A former sales manager, Mr Wright had been out of work for three years: 'I had really been quite successful but had totally lost confidence in myself and it was difficult to start again, ' he says. 'I had previously tried going back to work but had no support and lasted three weeks.' At first, Mr Wright was unsure that BITE was for him. 'I even found getting public transport difficult, but it was made clear that the workshops were about looking at opportunities, not necessarily having to find work.' With encouragement from the service's managers, Mr Wright became more involved in running workshops. He had initially been considering finding manual work, but was encouraged to take on research for the service.
His confidence began to grow, particularly after he became chair of the trust's user and carer forum, a role that involves attending trust board meetings, clinical governance meetings and interview panels.
'I was only doing what I wanted to do, but I still used to go home and think that I would done a rubbish job. My confidence is still quite low but is getting better all the time, ' he says.
Realising he wanted a career in mental health, Mr Wright took on voluntary placements in several areas of the trust, and considered a position in occupational therapy before deciding that he did not want to take on the necessary training. He then saw an advertisement for his current job.
'Sally Bramley [trust clinical lead for vocational rehabilitation] and the trust chief executive both gave me a reference and I had phenomenal levels of support. I still get a lot of support and without it I would not have lasted, ' says Mr Wright. 'I have had practical help too; I have a small office of my own where I can sit and be quiet and get on with my work without being disturbed, as I still find it difficult to acknowledge that I can do a good job.' He works to place service users throughout the trust, achieving around 40 placements in the last two years.
'My job is to find out the clients' interests and thoughts on the future and find opportunities.
Voluntary work gave me experience and a place for me to be myself, so having been through the service gives me a lot extra. I know it worked for me.'
INCAPACITY BENEFIT AN UNCERTAIN FUTURE
Could service users be forced to go back to work before they are ready? That is the fear of one source close to the Department of Health, who estimates that the green paper on incapacity benefit will now be out in the New Year. It is likely to be highly controversial - with MPs and the public.
The source says that three former Work and Pensions ministers (David Blunkett, Alan Johnson and Alan Smith) have already made it clear that they liked the balanced support offered by Partnership to Work in contrast to any suggestion of coercing people into work.
'It is thought the green paper could include a two-tier benefit that will sort out the employable from the unemployable and make the conditions much more severe, ' he says.

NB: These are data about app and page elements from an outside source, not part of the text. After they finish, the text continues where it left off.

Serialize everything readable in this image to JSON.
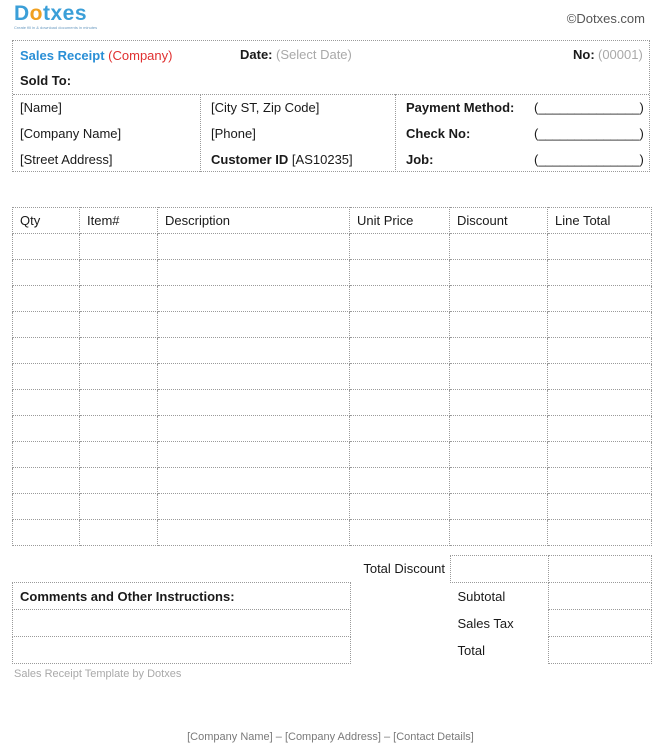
{
  "brand": {
    "logo_prefix": "D",
    "logo_o": "o",
    "logo_suffix": "txes",
    "tagline": "Create fill in & download documents in minutes",
    "copyright": "©Dotxes.com"
  },
  "header": {
    "title": "Sales Receipt",
    "company": "(Company)",
    "date_label": "Date:",
    "date_value": "(Select Date)",
    "no_label": "No:",
    "no_value": "(00001)",
    "sold_to": "Sold To:"
  },
  "customer": {
    "name": "[Name]",
    "company_name": "[Company Name]",
    "street": "[Street Address]",
    "city": "[City ST, Zip Code]",
    "phone": "[Phone]",
    "customer_id_label": "Customer ID",
    "customer_id_value": "[AS10235]"
  },
  "payment": {
    "method_label": "Payment Method:",
    "method_value": "(______________)",
    "check_label": "Check No:",
    "check_value": "(______________)",
    "job_label": "Job:",
    "job_value": "(______________)"
  },
  "items_table": {
    "headers": [
      "Qty",
      "Item#",
      "Description",
      "Unit Price",
      "Discount",
      "Line Total"
    ]
  },
  "totals": {
    "total_discount": "Total Discount",
    "comments": "Comments and Other Instructions:",
    "subtotal": "Subtotal",
    "sales_tax": "Sales Tax",
    "total": "Total"
  },
  "footer": {
    "template_credit": "Sales Receipt Template  by Dotxes",
    "company_line": "[Company Name] – [Company Address] – [Contact Details]"
  }
}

'There are also rumours that it could be time limited. Anything that would limit the amount of time you could spend claiming the benefit would be counterproductive for those working with vulnerable people, as it would affect those who need the ability to move on and off benefits if they become ill again [such as with severe mental illness].
'If mental health service users are forced to move at a pace they are not comfortable with they are just going to get ill again.'
There are over 1 million people currently claiming incapacity benefit because of mental health problems.
Statistically, those that have been signed off work because of mental health problems are unlikely to return.
South West London and St George's Mental Health trust is working on strategies to employ service users and improve their employment prospects.
For further details and more information on mental health issues, visit www.goodmanagement-hsj. co. uk/mentalhealth